  1. Countries –, .com, .eu
  2. Categories – .ac
  3. Multi-organisations – .gov

But what will happen when, as from November, organisations can buy their own brand as the domain names. We could see the likes of www.beans.heinz or So marketers are now discussing whether this will lead to confusion for customers, or open up a new realm of marketing opportunities.


  • With a diminishing pool of urls remaining this opens up more choices
  • The new url format adds to the options available to new ventures who can use this from the start
  • It provides additional means to maximise SEO
  • A new option is available for urls to campaign sites for special offers
  • It transcends old geographic suffixes like and .au


  • The cost for brands to buy new domain names is estimated to be £113,000 plus £15,000 in subscription and infrastructure costs according to Marketing Magazine
  • Initially it’s unfamiliar for consumers who may get confused
  • There’s a risk that newcomers and competitors could hijack existing brand urls and could add significant cost to for companies seeking to protect against this
  • Costly for brands to extend their search keywords, optimise search and raise consumer awareness
  • Cost to have a transition plan in place if they’re moving away from their existing .com or so not to lose customers

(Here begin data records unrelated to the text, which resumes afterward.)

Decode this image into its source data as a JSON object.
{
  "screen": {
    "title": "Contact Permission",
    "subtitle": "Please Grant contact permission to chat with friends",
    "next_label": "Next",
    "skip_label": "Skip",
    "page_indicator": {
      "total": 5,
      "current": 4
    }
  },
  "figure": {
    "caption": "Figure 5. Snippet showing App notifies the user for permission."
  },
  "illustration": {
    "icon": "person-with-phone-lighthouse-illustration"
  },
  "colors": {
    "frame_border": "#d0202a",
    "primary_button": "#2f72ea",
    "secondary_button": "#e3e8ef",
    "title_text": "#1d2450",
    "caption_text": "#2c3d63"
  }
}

Would a branded domain name be strategically and practically right for your business?